Coatlicue was probably imported by the Mexica from an older tradition.  She is considered to be the Mother of some members of the Mexica pantheon (although not the mother of either Quetzalcoatl or Tezcatlipoca, despite the conflation of their separate myths).  Her youngest son, Huitzilopochtli, led the Mexica from their fabled paradise of Aztl├ín to their final home in what is now Mexico City.  Legend has it that she is still waiting for Huitzilopochtli to come back home to her.

From sunny Mexico, we move to cold Northern Europe and the Norse pantheon.  I think almost everybody is familiar with these gods:  Odin, the one-eyed AllFather; Frigga, his wife; Thor, the hammer-wielding god of thunder; and Loki, who is yet another Trickster.

And from the Celtic pantheon, I’ve brought in Brighid.  Catholics know her as a saint. But before Christianity came to Ireland, Brighid was the goddess of smiths, poets, and healers.  There is a shrine in Kildare where a perpetual flame is tended in her honor in a twenty-day rotation: women keep the flame lit for nineteen days, and Brighid Herself tends it on the twentieth.  Or so the legend goes.

Part of the fun of writing the Pipe Woman Chronicles was getting all of these different gods and goddesses together and playing them off of one another.  I hope my readers will enjoy their interplay, too.
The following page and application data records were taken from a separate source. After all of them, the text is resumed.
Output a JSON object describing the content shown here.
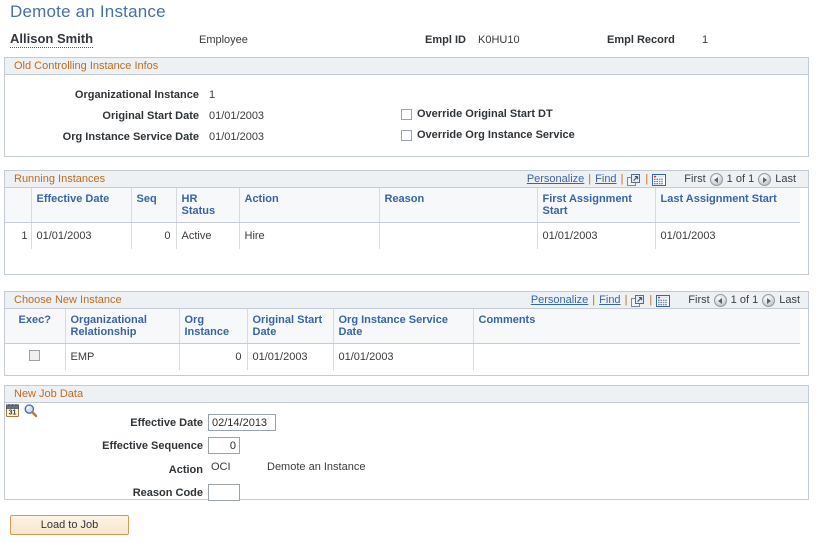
{
  "page": {
    "title": "Demote an Instance"
  },
  "identity": {
    "name": "Allison Smith",
    "role": "Employee",
    "empl_id_label": "Empl ID",
    "empl_id_value": "K0HU10",
    "empl_record_label": "Empl Record",
    "empl_record_value": "1"
  },
  "old_instance": {
    "header": "Old Controlling Instance Infos",
    "fields": [
      {
        "label": "Organizational Instance",
        "value": "1"
      },
      {
        "label": "Original Start Date",
        "value": "01/01/2003"
      },
      {
        "label": "Org Instance Service Date",
        "value": "01/01/2003"
      }
    ],
    "checkboxes": [
      {
        "label": "Override Original Start DT",
        "checked": false
      },
      {
        "label": "Override Org Instance Service",
        "checked": false
      }
    ]
  },
  "toolbar": {
    "personalize": "Personalize",
    "find": "Find",
    "sep": "|",
    "export_icon": "export-to-excel-icon",
    "grid_icon": "view-grid-icon",
    "first": "First",
    "last": "Last",
    "page_indicator": "1 of 1"
  },
  "running_instances": {
    "header": "Running Instances",
    "columns": [
      "Effective Date",
      "Seq",
      "HR Status",
      "Action",
      "Reason",
      "First Assignment Start",
      "Last Assignment Start"
    ],
    "rows": [
      {
        "num": "1",
        "effective_date": "01/01/2003",
        "seq": "0",
        "hr_status": "Active",
        "action": "Hire",
        "reason": "",
        "first_assignment_start": "01/01/2003",
        "last_assignment_start": "01/01/2003"
      }
    ]
  },
  "choose_new_instance": {
    "header": "Choose New Instance",
    "columns": [
      "Exec?",
      "Organizational Relationship",
      "Org Instance",
      "Original Start Date",
      "Org Instance Service Date",
      "Comments"
    ],
    "rows": [
      {
        "exec_checked": false,
        "organizational_relationship": "EMP",
        "org_instance": "0",
        "original_start_date": "01/01/2003",
        "org_instance_service_date": "01/01/2003",
        "comments": ""
      }
    ]
  },
  "new_job_data": {
    "header": "New Job Data",
    "effective_date_label": "Effective Date",
    "effective_date_value": "02/14/2013",
    "calendar_icon": "calendar-icon",
    "effective_sequence_label": "Effective Sequence",
    "effective_sequence_value": "0",
    "action_label": "Action",
    "action_code": "OCI",
    "action_description": "Demote an Instance",
    "reason_code_label": "Reason Code",
    "reason_code_value": "",
    "lookup_icon": "lookup-magnifier-icon"
  },
  "footer": {
    "load_button": "Load to Job"
  },
  "colors": {
    "title": "#4a6fa5",
    "section_header_text": "#c26a1e",
    "section_header_bg": "#eef1f4",
    "column_header_text": "#3a64a8",
    "link": "#3a64a8",
    "button_border": "#d49a52"
  }
}
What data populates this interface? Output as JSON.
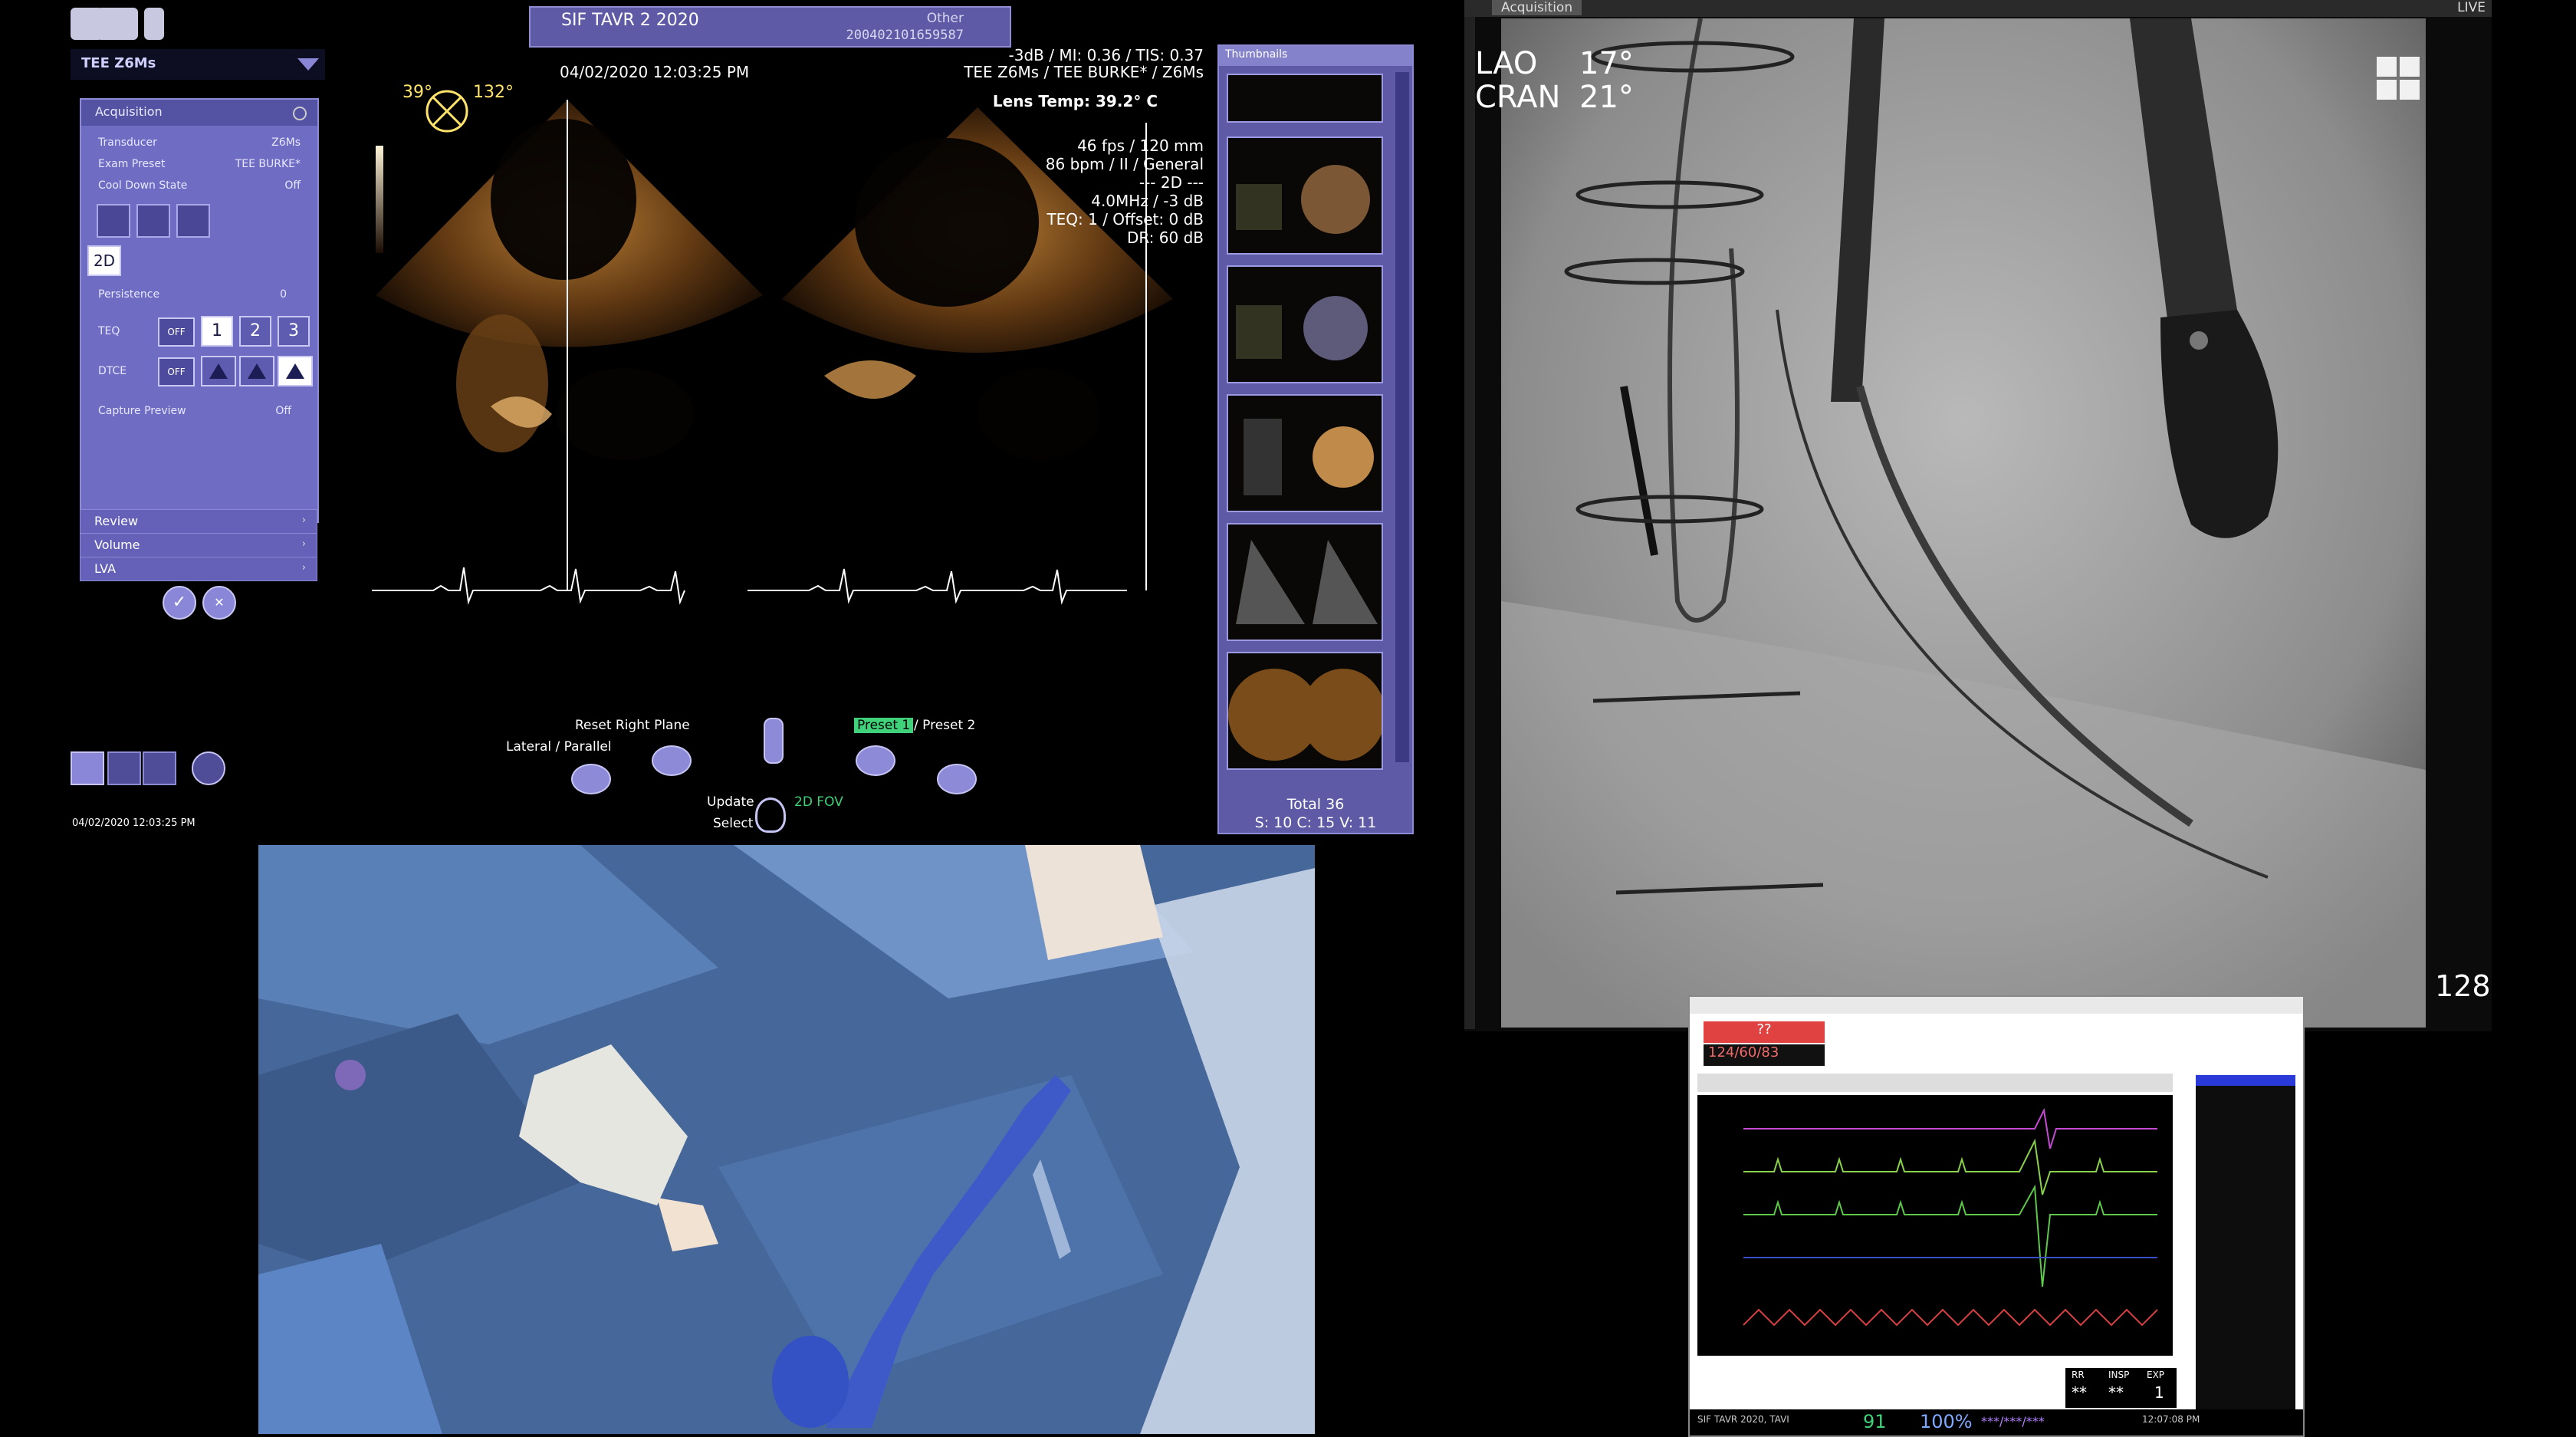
{
  "us": {
    "study_title": "SIF TAVR 2 2020",
    "study_other": "Other",
    "study_id": "200402101659587",
    "probe": "TEE Z6Ms",
    "acquisition": {
      "header": "Acquisition",
      "rows": [
        {
          "label": "Transducer",
          "value": "Z6Ms"
        },
        {
          "label": "Exam Preset",
          "value": "TEE BURKE*"
        },
        {
          "label": "Cool Down State",
          "value": "Off"
        }
      ],
      "mode_label": "2D",
      "persistence_label": "Persistence",
      "persistence_value": "0",
      "teq_label": "TEQ",
      "dtce_label": "DTCE",
      "off_label": "OFF",
      "teq_options": [
        "1",
        "2",
        "3"
      ],
      "capture_label": "Capture Preview",
      "capture_value": "Off"
    },
    "accordion": [
      "Review",
      "Volume",
      "LVA"
    ],
    "accept_icon": "✓",
    "cancel_icon": "✕",
    "bottom_timestamp": "04/02/2020 12:03:25 PM",
    "image": {
      "timestamp": "04/02/2020 12:03:25 PM",
      "indices": "-3dB / MI: 0.36 / TIS: 0.37",
      "probe_preset": "TEE Z6Ms / TEE BURKE* / Z6Ms",
      "lens_temp": "Lens Temp: 39.2° C",
      "angle_left": "39°",
      "angle_right": "132°",
      "params": [
        "46 fps / 120 mm",
        "86 bpm / II / General",
        "--- 2D ---",
        "4.0MHz / -3 dB",
        "TEQ: 1 / Offset: 0 dB",
        "DR: 60 dB"
      ]
    },
    "thumbs": {
      "header": "Thumbnails",
      "total": "Total   36",
      "counts": "S: 10 C: 15 V: 11"
    },
    "controls": {
      "reset": "Reset Right Plane",
      "lateral": "Lateral / Parallel",
      "preset1": "Preset 1",
      "preset2": "/ Preset 2",
      "update": "Update",
      "select": "Select",
      "fov": "2D FOV"
    }
  },
  "fluoro": {
    "tab": "Acquisition",
    "live": "LIVE",
    "lao_label": "LAO",
    "lao_value": "17°",
    "cran_label": "CRAN",
    "cran_value": "21°",
    "frame": "128"
  },
  "hemo": {
    "alarm": "??",
    "bp": "124/60/83",
    "resp_labels": [
      "RR",
      "INSP",
      "EXP"
    ],
    "resp_values": [
      "**",
      "**",
      "1"
    ],
    "status_left": "SIF TAVR 2020, TAVI",
    "status_green": "91",
    "status_pct": "100%",
    "status_dash": "***/***/***",
    "status_time": "12:07:08 PM"
  },
  "colors": {
    "panel": "#6f6cc3",
    "panel_dark": "#5452a2",
    "preset_green": "#3fd27a"
  }
}
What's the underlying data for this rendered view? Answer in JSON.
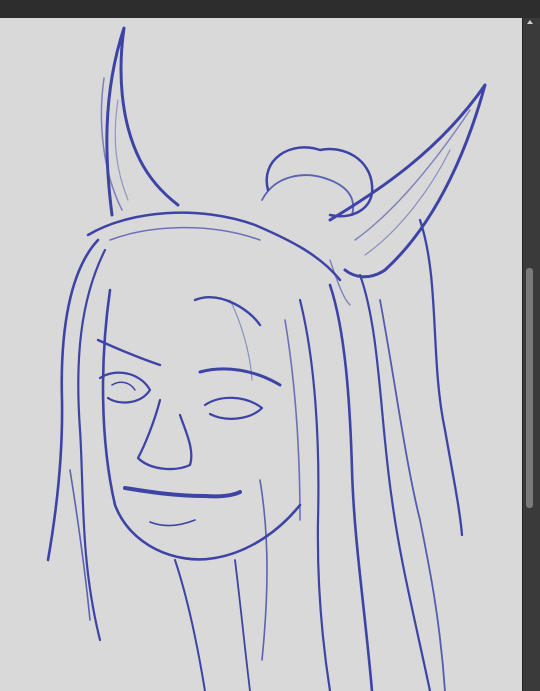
{
  "app": {
    "canvas_background": "#d9d9d9",
    "stroke_color": "#3d44a6",
    "chrome_color": "#2b2b2b"
  },
  "canvas": {
    "content": "sketch-of-elf-portrait"
  },
  "scrollbar": {
    "orientation": "vertical",
    "position_fraction": 0.41
  },
  "icons": {
    "scroll_up": "chevron-up-icon"
  }
}
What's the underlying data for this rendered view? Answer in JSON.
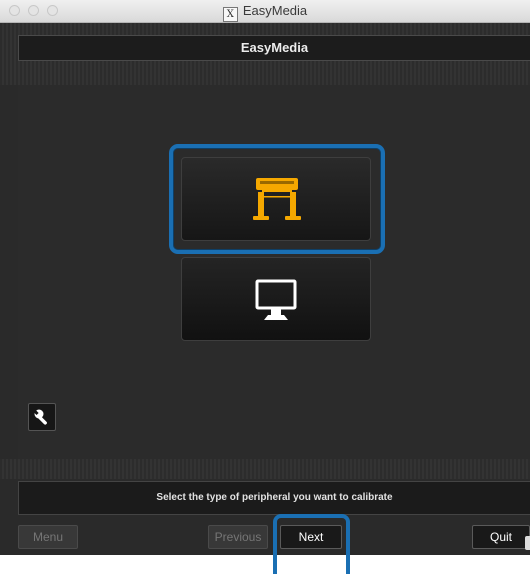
{
  "window": {
    "title": "EasyMedia",
    "app_icon_glyph": "X"
  },
  "header": {
    "title": "EasyMedia"
  },
  "peripherals": [
    {
      "id": "printer",
      "icon": "printer-icon",
      "icon_color": "#f5a800",
      "selected": true
    },
    {
      "id": "display",
      "icon": "monitor-icon",
      "icon_color": "#ffffff",
      "selected": false
    }
  ],
  "tools": {
    "icon": "wrench-icon"
  },
  "status": {
    "message": "Select the type of peripheral you want to calibrate"
  },
  "buttons": {
    "menu": "Menu",
    "previous": "Previous",
    "next": "Next",
    "quit": "Quit"
  },
  "colors": {
    "highlight": "#1a6fb3",
    "printer_accent": "#f5a800",
    "background": "#2a2a2a"
  }
}
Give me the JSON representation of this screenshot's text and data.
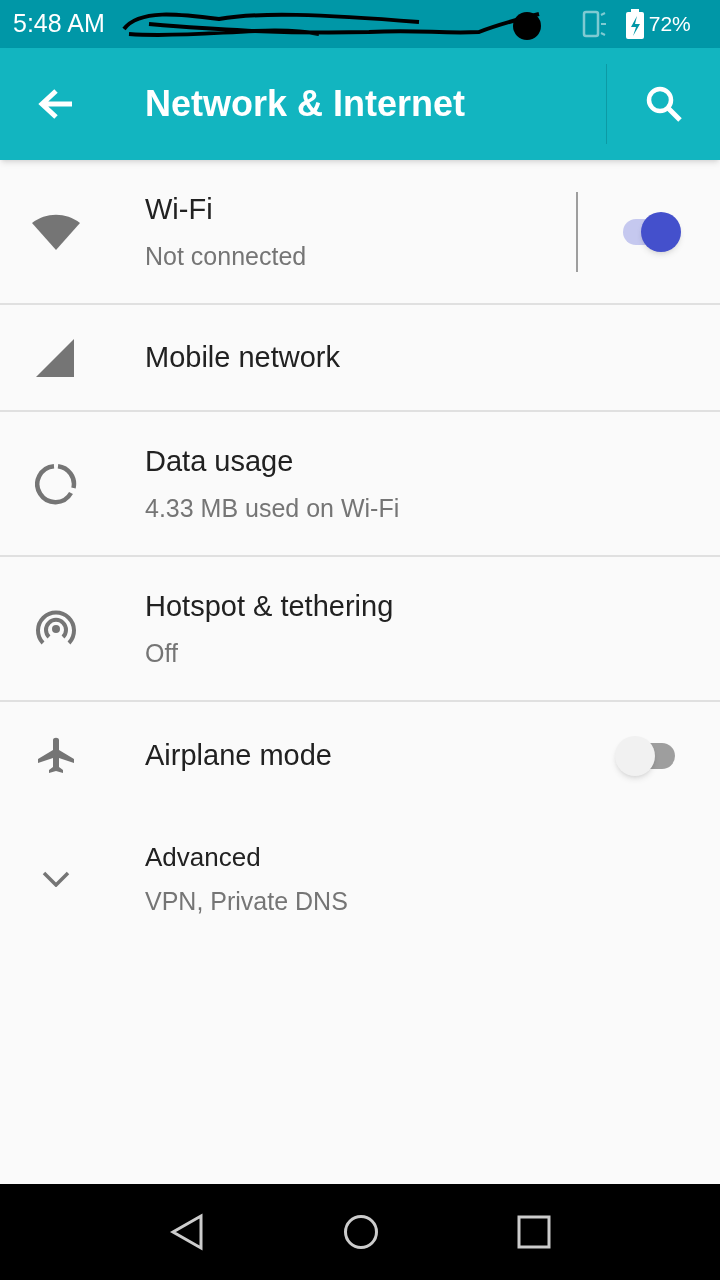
{
  "status_bar": {
    "time": "5:48 AM",
    "battery": "72%"
  },
  "toolbar": {
    "title": "Network & Internet"
  },
  "items": [
    {
      "kind": "toggle",
      "title": "Wi-Fi",
      "subtitle": "Not connected",
      "on": true,
      "divider": true
    },
    {
      "kind": "plain",
      "title": "Mobile network"
    },
    {
      "kind": "plain",
      "title": "Data usage",
      "subtitle": "4.33 MB used on Wi-Fi"
    },
    {
      "kind": "plain",
      "title": "Hotspot & tethering",
      "subtitle": "Off"
    },
    {
      "kind": "toggle",
      "title": "Airplane mode",
      "on": false,
      "divider": false
    },
    {
      "kind": "expand",
      "title": "Advanced",
      "subtitle": "VPN, Private DNS"
    }
  ]
}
It’s zero hour…
Naomi has just two weeks to find a new home for Joseph's grandfather. The old Ute shaman is fighting for his life against a mysterious injection of toxin he received at the hands of the Norse Trickster god Loki. If Naomi is to defeat Loki once and for all, she must learn what it is he seeks under the old man's wickiup.
She has just one week before she must mediate between the Earth's pagan gods and goddesses and the Christian God. If her efforts fail, all of humankind will suffer the consequences.
And her baby is due any day.
In this, the fifth and final book of the Pipe Woman Chronicles, Naomi is in a race against the clock to balance the demands of her body, her family, and her friends – and she must do it while the whole world is watching.

Lynne Cantwell has been writing fiction since the second grade, when the kid who sat in front of her showed
her a book he had written, and she thought, "I could do that." The result was Susie and the Talking Doll, a picture book, illustrated by the author, about a girl who owned a doll that not only could talk, but could carry on conversations. The book had dialogue but no paragraph breaks. Today, after a twenty-year career in broadcast journalism and a master's degree in fiction writing from Johns Hopkins University (or perhaps despite the master's degree), Lynne is still writing fantasy. In addition, she is a contributing author at Indies Unlimited and writes a monthly post for The Indie Exchange.



  1. Thank you so much Jenniffer! Great post!

  2. Jenniffer, thanks very much for letting me play on your blog today!